near the highest levels of salary and benefits available at
the hospital, and they were routinely replaced, if at all, by
younger nurses, " identifying as set forth in the
Instructions and Definitions section above all evidence
(documentary or testimonial) that supports your claims.
responded that "[t]here were many instances in which
senior nurses were treated badly or unfairly, and where
preference was given to the younger nurses." Rutledge
then listed seven instances that she believed supported her
claim. The defendants represent that Rutledge responded to
supplemental interrogatories on December 5, 2017, which
included additional information pertaining to Interrogatory
defendants contend that Rutledge's answers to
Interrogatory 5 are insufficient because she "failed to
provide the date(s) the incidents occurred, the source(s) of
the information set forth in each example, whether she
observed the event, heard about the event from another
employee and/or received documents regarding the event, and
did not identify the basis for her conclusions that the

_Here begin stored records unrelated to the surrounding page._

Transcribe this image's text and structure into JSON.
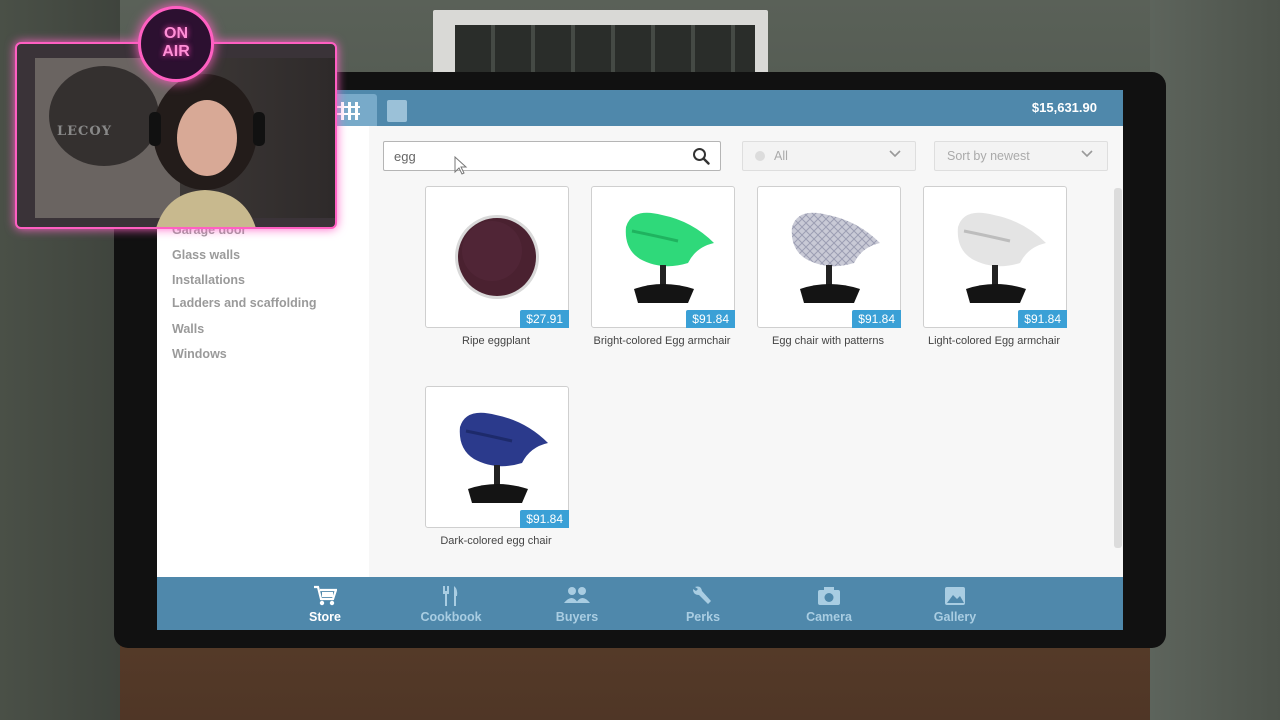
{
  "header": {
    "balance": "$15,631.90"
  },
  "sidebar": {
    "items": [
      {
        "label": "Garage door"
      },
      {
        "label": "Glass walls"
      },
      {
        "label": "Installations"
      },
      {
        "label": "Ladders and scaffolding"
      },
      {
        "label": "Walls"
      },
      {
        "label": "Windows"
      }
    ]
  },
  "search": {
    "value": "egg"
  },
  "filter": {
    "selected": "All"
  },
  "sort": {
    "selected": "Sort by newest"
  },
  "products": [
    {
      "name": "Ripe eggplant",
      "price": "$27.91"
    },
    {
      "name": "Bright-colored Egg armchair",
      "price": "$91.84"
    },
    {
      "name": "Egg chair with patterns",
      "price": "$91.84"
    },
    {
      "name": "Light-colored Egg armchair",
      "price": "$91.84"
    },
    {
      "name": "Dark-colored egg chair",
      "price": "$91.84"
    }
  ],
  "nav": {
    "items": [
      {
        "label": "Store",
        "icon": "cart-icon",
        "active": true
      },
      {
        "label": "Cookbook",
        "icon": "cutlery-icon",
        "active": false
      },
      {
        "label": "Buyers",
        "icon": "people-icon",
        "active": false
      },
      {
        "label": "Perks",
        "icon": "wrench-icon",
        "active": false
      },
      {
        "label": "Camera",
        "icon": "camera-icon",
        "active": false
      },
      {
        "label": "Gallery",
        "icon": "image-icon",
        "active": false
      }
    ]
  },
  "overlay": {
    "onair_line1": "ON",
    "onair_line2": "AIR",
    "logo_text": "LECOY"
  },
  "colors": {
    "bar": "#4f88ab",
    "price_badge": "#3aa0d6",
    "neon": "#ff5fc2"
  }
}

discipline was imposed by the Elliot for the reasons stated
in her response." Rutledge did not respond in her
objection to that part of the motion to compel.

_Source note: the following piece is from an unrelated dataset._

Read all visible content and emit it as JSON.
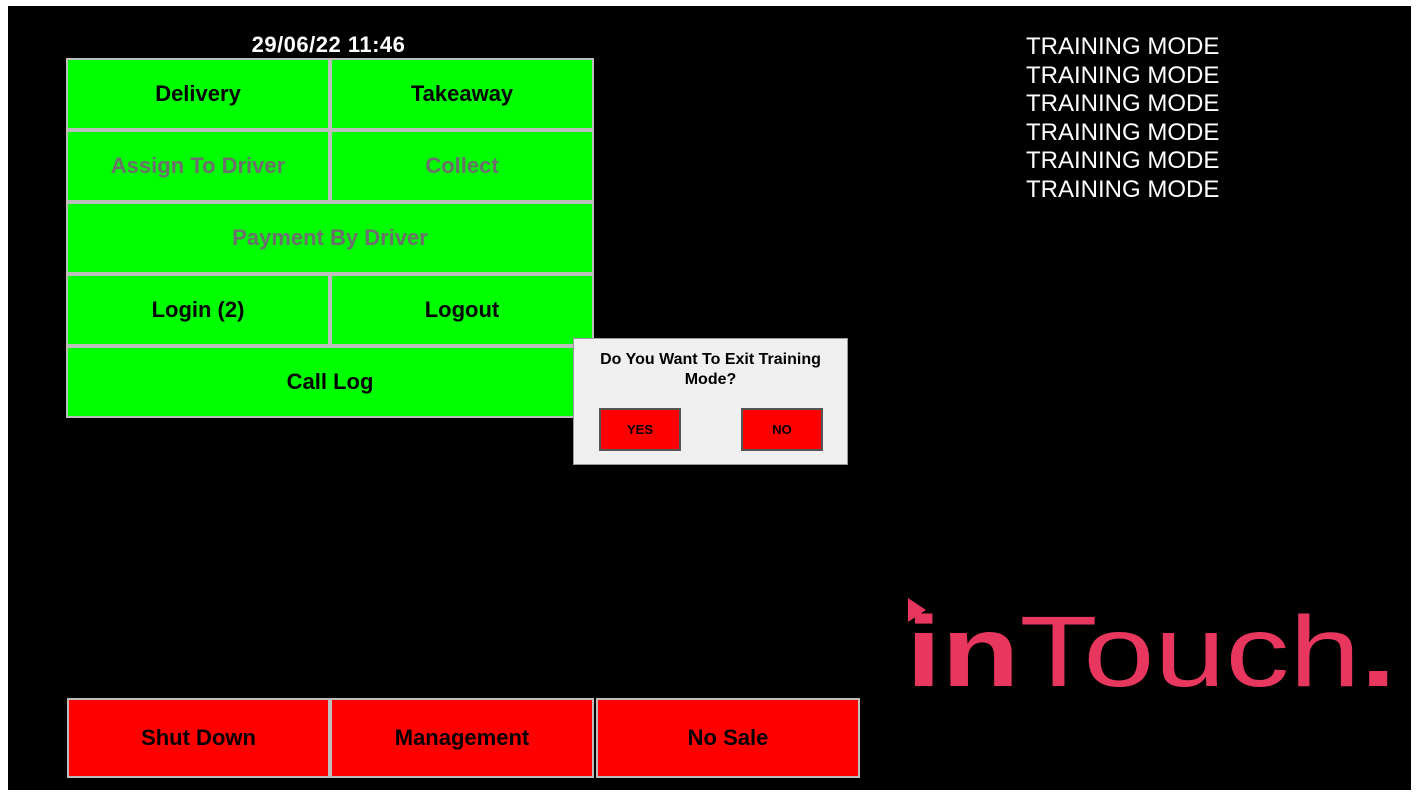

defendants pointed out in their proposed reply (attached to
their motion for leave to file a reply) that Rutledge had
failed to respond to the motion to compel a more complete
answer to Interrogatory 5. Rutledge then filed a "Reply
Memorandum" in which she explained her lack of
additional information in her responses to Interrogatory 5.
Rutledge's "Reply Memorandum" might be
construed as an anticipatory request to file a surreply,
see Local Rule 7.1(e)(3). In essence, Rutledge
represents that she has provided all the information she
knows about the incidents that she listed to support her
claim in paragraph 6 of her complaint.
court cannot compel a party to provide information that does
not exist. See Moulton v. Bane, 2015 WL 12990224, at
*2 (D.N.H. Nov. 10, 2015). Because Rutledge represents that
she does not have the information that the defendants seek,
however, she will not be allowed to use or present such
information in support of her claims. Rutledge is limited to the
answers she has provided, which may or may not constitute
competent evidence for purposes of summary judgment and
Discovery of Psychotherapy Records
defendants move to compel Rutledge to provide signed
authorizations for them to obtain her psychotherapy records,
which were requested in two interrogatories propounded on
June 1, 2017. In her supplementary response to the
interrogatories, Rutledge asserted that her psychotherapy
records were not subject to discovery, based on Desclos
v. S. N.H. Med. Ctr., 153 N.H. 607, 613 (2006). The
defendants contend that Rutledge has waived the privilege for
her psychotherapy records by making a claim for emotional
distress and that under Desclos she is required to
produce the records.
responses to the motion to compel, Rutledge clarified her
claims for emotional distress. She explains that she does not
claim that her termination caused her to have colon cancer
but instead claims that her suffering due to losing her job
was made worse because she had colon cancer. She also asserts
that a jury can assess the ...